It was pretty amazing to see how Pug and his family death with death and kind of resilience they had. Were you effected by that both personally and as a filmmaker?
Yeah, and it’s remarkable. If I learned anything personally while filming this, it was that kind of resilience and the turn around of grieving and mourning and carrying on in that environment—it’s so fast. It’s daunting and it’s kind of unsettling, but at the same time it’s a requirement. So that was really incredible. And it’s not that it doesn’t stay, but life and death is a different concept.
What do you hope the audience walks away with after seeing this and inhabiting these lives for the time you’ve permitted?
It’s amazing that so many people seem to want to know about it. It was our ambition all along, everyone that was involved—from the subjects wanting to tell their stories to the crew—there were so many first time talents. And people were doing things with just the faith of making a good project were able to see that their work is being seen. It’s really incredible. It’s nice that people want to know the story and they want to be challenged by the question of crime and context and understand. It’s a success that people connect with Pug and seem to identity with Pug. I think identifying is the only way to really understand a place that you’re not from, and Pug is a charming point of entry for people from a world away.
And you’re not seeing him fully grown or set in his ideas—we’re watching him at the most formidable period of his life. Do you still regularly keep in contact with he and his family?
Yeah I do. I’m going to see Pug and Coco this week. They’re coming to New York for a special screening, and then on Friday we’ll all get together for the Baltimore theatrical release. I keep in touch more with Coco than Pug because there’s a lot of stuff to talk about with how the movie’s been going.
How do they feel about the film now seeing it completed?
I think they appreciate it. There’s a lot of stuff to register: what the roll out means, managing our expectations on what it means for people’s futures, and the thing to realize that it’s still a small movie and ultimately.

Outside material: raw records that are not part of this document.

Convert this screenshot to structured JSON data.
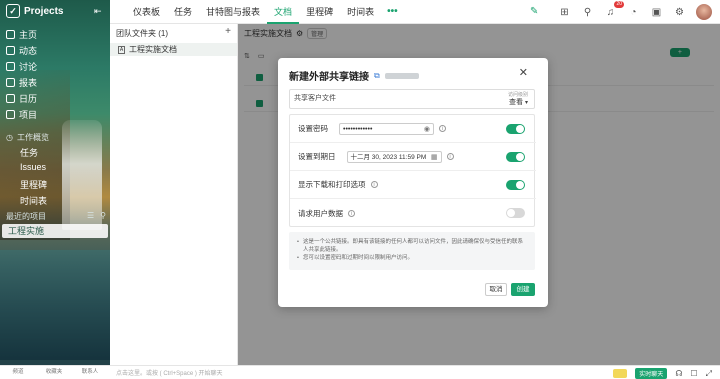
{
  "app": {
    "name": "Projects"
  },
  "sidebar": {
    "nav": [
      {
        "label": "主页",
        "icon": "home-icon"
      },
      {
        "label": "动态",
        "icon": "activity-icon"
      },
      {
        "label": "讨论",
        "icon": "discussion-icon"
      },
      {
        "label": "报表",
        "icon": "report-icon"
      },
      {
        "label": "日历",
        "icon": "calendar-icon"
      },
      {
        "label": "项目",
        "icon": "project-icon"
      }
    ],
    "project_overview": "工作概览",
    "sub_items": [
      "任务",
      "Issues",
      "里程碑",
      "时间表"
    ],
    "recent_label": "最近的项目",
    "recent_item": "工程实施"
  },
  "topbar": {
    "tabs": [
      "仪表板",
      "任务",
      "甘特图与报表",
      "文档",
      "里程碑",
      "时间表"
    ],
    "active_tab": "文档",
    "more": "•••",
    "notification_count": "20"
  },
  "folders": {
    "header": "团队文件夹 (1)",
    "item": "工程实施文档"
  },
  "main": {
    "breadcrumb": "工程实施文档",
    "badge": "管理"
  },
  "modal": {
    "title": "新建外部共享链接",
    "share_name": "共享客户文件",
    "perm_label": "访问级别",
    "perm_value": "查看",
    "rows": [
      {
        "label": "设置密码",
        "value": "••••••••••••",
        "toggle": true
      },
      {
        "label": "设置到期日",
        "value": "十二月 30, 2023 11:59 PM",
        "toggle": true
      },
      {
        "label": "显示下载和打印选项",
        "toggle": true
      },
      {
        "label": "请求用户数据",
        "toggle": false
      }
    ],
    "notes": [
      "这是一个公共链接。即具有该链接的任何人都可以访问文件，因此请确保仅与受信任的联系人共享此链接。",
      "您可以设置密码和过期时间以限制用户访问。"
    ],
    "cancel": "取消",
    "create": "创建"
  },
  "bottombar": {
    "items": [
      "频道",
      "收藏夹",
      "联系人"
    ],
    "input_placeholder": "点击这里。或按 ( Ctrl+Space ) 开始聊天",
    "chat_button": "实时聊天"
  },
  "colors": {
    "accent": "#1aa36f"
  }
}
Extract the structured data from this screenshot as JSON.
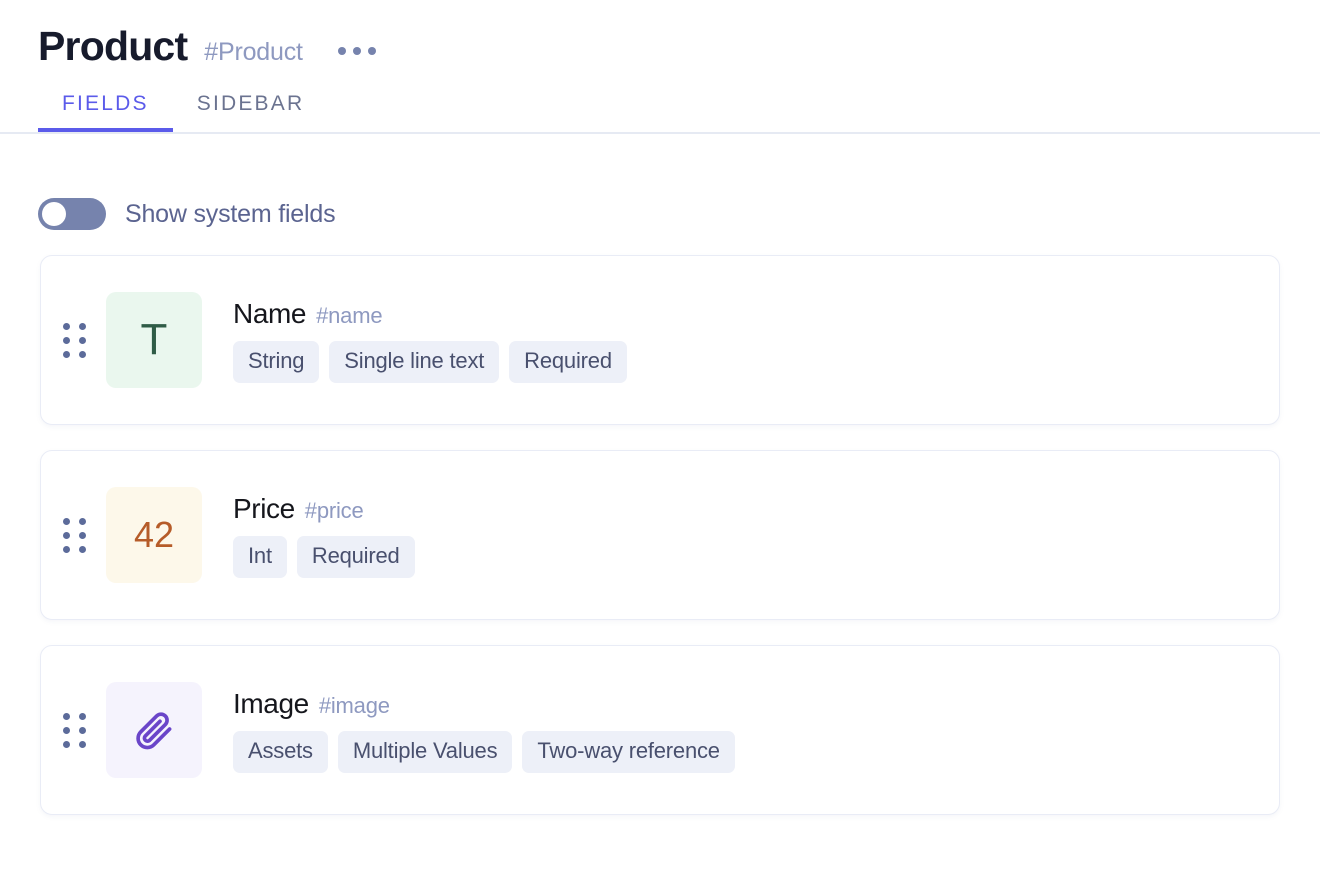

I think there’s an appreciation for the story being told in a way that works. And it’s important that it spoke to the riders first and foremost. Showing it to the founders and getting their blessing and from Coco and the family as well, it’s important that they feel it’s real and authentic.